Fair housing groups filed a federal discrimination lawsuit against Bank of America on Tuesday claiming that the lender unfairly exposed minority communities to more crime, poor quality of life and economic harm by failing to maintain and market its foreclosed homes in predominantly black and Latino neighborhoods.

The complaint filed in U.S. District Court in Maryland asserts that bank-owned homes in communities of color are more likely to have overgrown grass, unsecured doors, and attract health and safety problems compared to better maintained homes located in predominantly white communities.

The complaint is based on an eight-year investigation conducted by the Washington-based National Fair Housing Alliance and several housing groups nationwide, which examined the conditions of more than 1,600 Bank of America-owned foreclosed homes across 37 metropolitan areas, including Prince George’s County and Baltimore. The lawsuit also names as a defendant Safeguard Properties Management, the company that has been in charge of preserving and maintaining properties owned by Bank of America.

“NFHA and the co-plaintiffs filed this lawsuit to make sure that these discriminatory practices come to an end and that perpetrators like Bank of America are held responsible for their unjust policies and practices,” said Lisa Rice, president and chief executive of the National Fair Housing Alliance, in a statement.

In a statement Tuesday, Bank of America said “the allegations are without merit. We apply uniform practices to the management and marketing of vacant bank-owned properties across the U.S., regardless of their location.”

The bank also has questioned the alliance’s methods for investigating properties, replying to allegations of discrimination made in a 2016 complaint to the Department of Housing and Urban Development, that the advocates “faulted the bank for properties that other entities had the responsibility to maintain and market, expressly declined to consider properties under repair, and included properties the bank had agreed to donate to local groups.”

Safeguard said it has yet to be served with the lawsuit but that it “neither condones nor tolerates acts of discrimination or business practices that would unfairly target or neglect certain neighborhoods based on location and demographics.”

“Safeguard remains disappointed by the National Fair Housing Alliance’s (NFHA) continued attack on Safeguard with ill-conceived and disingenuous allegations of an extremely serious nature, and we will again vigorously defend against any and all of NFHA’s allegations,” the company said Tuesday in a statement.

The lawsuit against Safeguard and Bank of America is part of a string of legal actions fair housing advocates have taken against several lenders nationwide that aim to address allegations of discrimination by banks in predominantly African American and Latino communities.

The “discriminatory conduct and perpetuation of residential segregation” has subjected minority neighborhoods to “deteriorating and dilapidated living conditions,” denied residents “opportunities for neighborhood stabilization and economic recovery,” and “harmed in the value of their home investments.”

The lawsuit, similar to others filed in recent years in federal courts in California, specifically claims Bank of America and Safeguard are in violation of the Fair Housing Act of 1968.

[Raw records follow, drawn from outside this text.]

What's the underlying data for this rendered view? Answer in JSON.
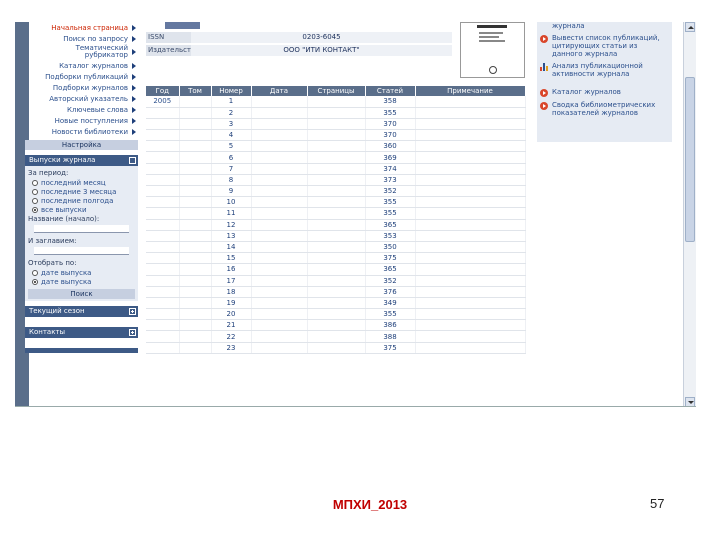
{
  "nav": {
    "links": [
      {
        "label": "Начальная страница",
        "two": false
      },
      {
        "label": "Поиск по запросу",
        "two": false
      },
      {
        "label": "Тематический рубрикатор",
        "two": true
      },
      {
        "label": "Каталог журналов",
        "two": false
      },
      {
        "label": "Подборки публикаций",
        "two": false
      },
      {
        "label": "Подборки журналов",
        "two": false
      },
      {
        "label": "Авторский указатель",
        "two": false
      },
      {
        "label": "Ключевые слова",
        "two": false
      },
      {
        "label": "Новые поступления",
        "two": false
      },
      {
        "label": "Новости библиотеки",
        "two": false
      }
    ],
    "settings_button": "Настройка"
  },
  "issues_panel": {
    "title": "Выпуски журнала",
    "period_label": "За период:",
    "period_options": [
      "последний месяц",
      "последние 3 месяца",
      "последние полгода",
      "все выпуски"
    ],
    "period_selected": 3,
    "name_label": "Название (начало):",
    "name2_label": "И заглавием:",
    "sort_label": "Отобрать по:",
    "sort_options": [
      "дате выпуска",
      "дате выпуска"
    ],
    "sort_selected": 1,
    "search_button": "Поиск"
  },
  "current_issue_panel": {
    "title": "Текущий сезон"
  },
  "contacts_panel": {
    "title": "Контакты"
  },
  "journal_info": {
    "issn_label": "ISSN",
    "issn_value": "0203-6045",
    "publisher_label": "Издательство",
    "publisher_value": "ООО \"ИТИ КОНТАКТ\""
  },
  "issues_table": {
    "columns": [
      "Год",
      "Том",
      "Номер",
      "Дата",
      "Страницы",
      "Статей",
      "Примечание"
    ],
    "rows": [
      {
        "year": "2005",
        "num": "1",
        "articles": "358"
      },
      {
        "year": "",
        "num": "2",
        "articles": "355"
      },
      {
        "year": "",
        "num": "3",
        "articles": "370"
      },
      {
        "year": "",
        "num": "4",
        "articles": "370"
      },
      {
        "year": "",
        "num": "5",
        "articles": "360"
      },
      {
        "year": "",
        "num": "6",
        "articles": "369"
      },
      {
        "year": "",
        "num": "7",
        "articles": "374"
      },
      {
        "year": "",
        "num": "8",
        "articles": "373"
      },
      {
        "year": "",
        "num": "9",
        "articles": "352"
      },
      {
        "year": "",
        "num": "10",
        "articles": "355"
      },
      {
        "year": "",
        "num": "11",
        "articles": "355"
      },
      {
        "year": "",
        "num": "12",
        "articles": "365"
      },
      {
        "year": "",
        "num": "13",
        "articles": "353"
      },
      {
        "year": "",
        "num": "14",
        "articles": "350"
      },
      {
        "year": "",
        "num": "15",
        "articles": "375"
      },
      {
        "year": "",
        "num": "16",
        "articles": "365"
      },
      {
        "year": "",
        "num": "17",
        "articles": "352"
      },
      {
        "year": "",
        "num": "18",
        "articles": "376"
      },
      {
        "year": "",
        "num": "19",
        "articles": "349"
      },
      {
        "year": "",
        "num": "20",
        "articles": "355"
      },
      {
        "year": "",
        "num": "21",
        "articles": "386"
      },
      {
        "year": "",
        "num": "22",
        "articles": "388"
      },
      {
        "year": "",
        "num": "23",
        "articles": "375"
      }
    ]
  },
  "right_links": [
    {
      "label": "журнала",
      "icon": "none"
    },
    {
      "label": "Вывести список публикаций, цитирующих статьи из данного журнала",
      "icon": "arrow"
    },
    {
      "label": "Анализ публикационной активности журнала",
      "icon": "chart"
    },
    {
      "label": "Каталог журналов",
      "icon": "arrow"
    },
    {
      "label": "Сводка библиометрических показателей журналов",
      "icon": "arrow"
    }
  ],
  "footer": {
    "title": "МПХИ_2013",
    "page_number": "57"
  },
  "colors": {
    "accent": "#5a6e8a",
    "link": "#2b4f8c",
    "footer_title": "#c00000",
    "panel_bg": "#e7ecf4"
  }
}
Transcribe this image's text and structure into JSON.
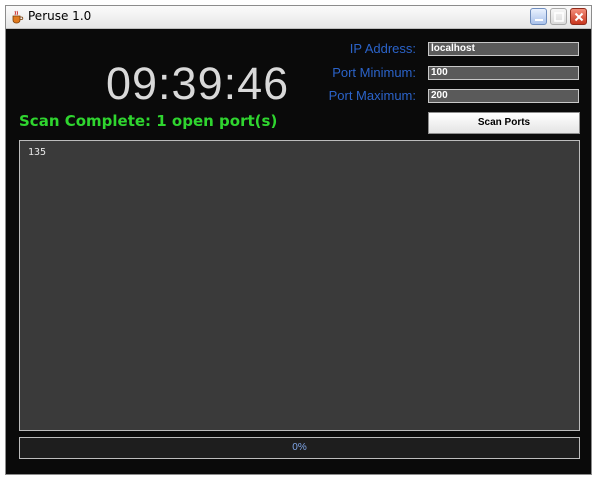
{
  "window": {
    "title": "Peruse 1.0"
  },
  "clock": {
    "time": "09:39:46"
  },
  "status": {
    "text": "Scan Complete: 1 open port(s)"
  },
  "form": {
    "ip_label": "IP Address:",
    "ip_value": "localhost",
    "port_min_label": "Port Minimum:",
    "port_min_value": "100",
    "port_max_label": "Port Maximum:",
    "port_max_value": "200",
    "scan_button_label": "Scan Ports"
  },
  "output": {
    "lines": [
      "135"
    ]
  },
  "progress": {
    "text": "0%",
    "value": 0
  },
  "colors": {
    "background": "#0a0a0a",
    "clock": "#d9d9d9",
    "status": "#2fd52f",
    "label": "#2b63c9",
    "field": "#5a5a5a",
    "output": "#3a3a3a"
  },
  "icons": {
    "app": "java-cup-icon",
    "minimize": "minimize-icon",
    "maximize": "maximize-icon",
    "close": "close-icon"
  }
}
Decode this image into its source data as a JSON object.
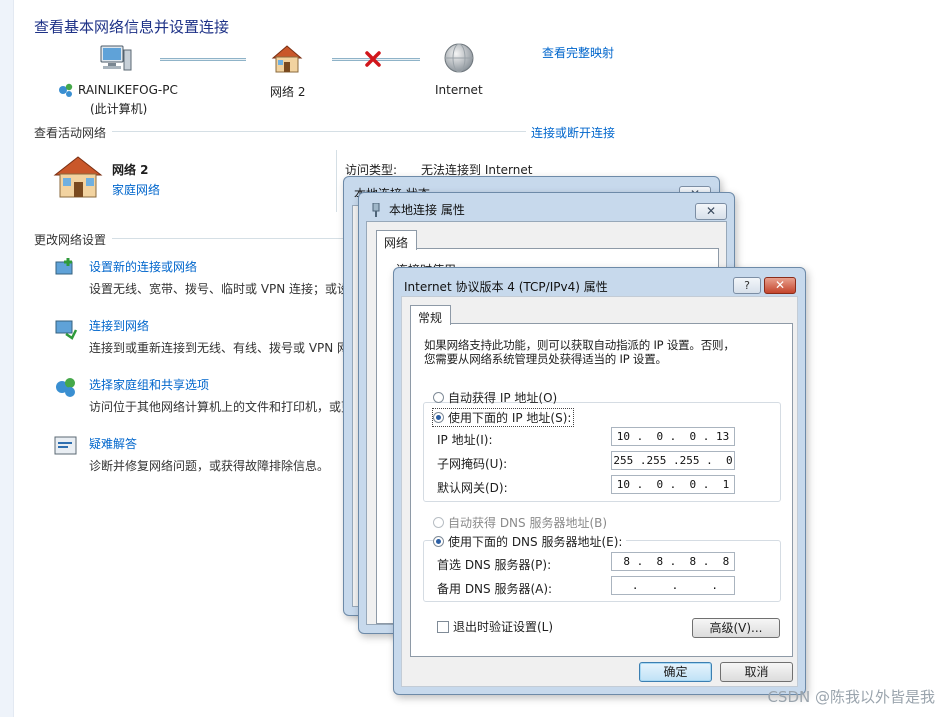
{
  "header": {
    "title": "查看基本网络信息并设置连接",
    "full_map_link": "查看完整映射"
  },
  "network_map": {
    "computer_name": "RAINLIKEFOG-PC",
    "computer_sub": "(此计算机)",
    "network_name": "网络  2",
    "internet": "Internet"
  },
  "active": {
    "section_label": "查看活动网络",
    "connect_link": "连接或断开连接",
    "network_name": "网络  2",
    "network_type": "家庭网络",
    "access_type_label": "访问类型:",
    "access_type_value": "无法连接到 Internet"
  },
  "change": {
    "section_label": "更改网络设置",
    "tasks": [
      {
        "title": "设置新的连接或网络",
        "desc": "设置无线、宽带、拨号、临时或 VPN 连接；或设"
      },
      {
        "title": "连接到网络",
        "desc": "连接到或重新连接到无线、有线、拨号或 VPN 网"
      },
      {
        "title": "选择家庭组和共享选项",
        "desc": "访问位于其他网络计算机上的文件和打印机，或更"
      },
      {
        "title": "疑难解答",
        "desc": "诊断并修复网络问题，或获得故障排除信息。"
      }
    ]
  },
  "status_dialog": {
    "title": "本地连接 状态",
    "close": "✕"
  },
  "props_dialog": {
    "title": "本地连接 属性",
    "tab": "网络",
    "connect_using": "连接时使用:",
    "close": "✕"
  },
  "ipv4_dialog": {
    "title": "Internet 协议版本 4 (TCP/IPv4) 属性",
    "help": "?",
    "close": "✕",
    "tab": "常规",
    "intro_line1": "如果网络支持此功能，则可以获取自动指派的 IP 设置。否则，",
    "intro_line2": "您需要从网络系统管理员处获得适当的 IP 设置。",
    "auto_ip": "自动获得 IP 地址(O)",
    "manual_ip": "使用下面的 IP 地址(S):",
    "ip_label": "IP 地址(I):",
    "ip_value": "10 .  0 .  0 . 13",
    "mask_label": "子网掩码(U):",
    "mask_value": "255 .255 .255 .  0",
    "gateway_label": "默认网关(D):",
    "gateway_value": "10 .  0 .  0 .  1",
    "auto_dns": "自动获得 DNS 服务器地址(B)",
    "manual_dns": "使用下面的 DNS 服务器地址(E):",
    "dns1_label": "首选 DNS 服务器(P):",
    "dns1_value": " 8 .  8 .  8 .  8",
    "dns2_label": "备用 DNS 服务器(A):",
    "dns2_value": "   .     .     .   ",
    "validate": "退出时验证设置(L)",
    "advanced": "高级(V)...",
    "ok": "确定",
    "cancel": "取消"
  },
  "watermark": "CSDN @陈我以外皆是我"
}
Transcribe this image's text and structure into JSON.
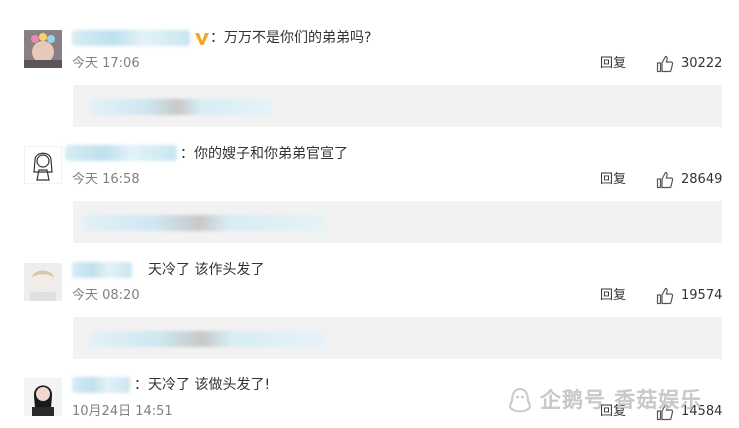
{
  "comments": [
    {
      "text": "：万万不是你们的弟弟吗?",
      "time": "今天 17:06",
      "reply_label": "回复",
      "likes": "30222",
      "verified": true
    },
    {
      "text": "：你的嫂子和你弟弟官宣了",
      "time": "今天 16:58",
      "reply_label": "回复",
      "likes": "28649",
      "verified": false
    },
    {
      "text": "天冷了 该作头发了",
      "time": "今天 08:20",
      "reply_label": "回复",
      "likes": "19574",
      "verified": false
    },
    {
      "text": "：天冷了 该做头发了!",
      "time": "10月24日 14:51",
      "reply_label": "回复",
      "likes": "14584",
      "verified": false
    }
  ],
  "watermark": {
    "text": "企鹅号 香菇娱乐"
  },
  "colors": {
    "verified_badge": "#f5a623",
    "sub_box": "#f2f2f2",
    "time": "#808080"
  },
  "icons": {
    "like": "thumbs-up-icon",
    "verified": "verified-v-icon",
    "watermark": "penguin-icon"
  }
}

Investigators with fair-housing groups across the country regularly visited and photographed Bank of America-owned homes, checking for deficiencies such as trash, overgrown yards, unsecured doors and other signs of neglect, the lawsuit states. They found, it said, that homes in communities of color were more likely to have boarded-up windows and doors, littered yards and unruly lawns.

The lawsuit contends about 46 percent of Bank of American-owned homes in minority communities had 10 or more deficiencies compared to 17 percent in predominantly white neighborhoods.

Investigators repeatedly visited homes over the course of years but often found the conditions did not improve or worsened. They also checked to see whether the home was being marketed for sale as a way to gauge whether it might stand vacant so long the blight would worsen, and banks are failing to do that sales marketing, the lawsuit claims.

“The failure to maintain real estate owned by banks in minority communities is a continuation of the well-documented history of residential discrimination against minorities and minority neighborhoods in this country by many financial institutions,” the lawsuit asserts.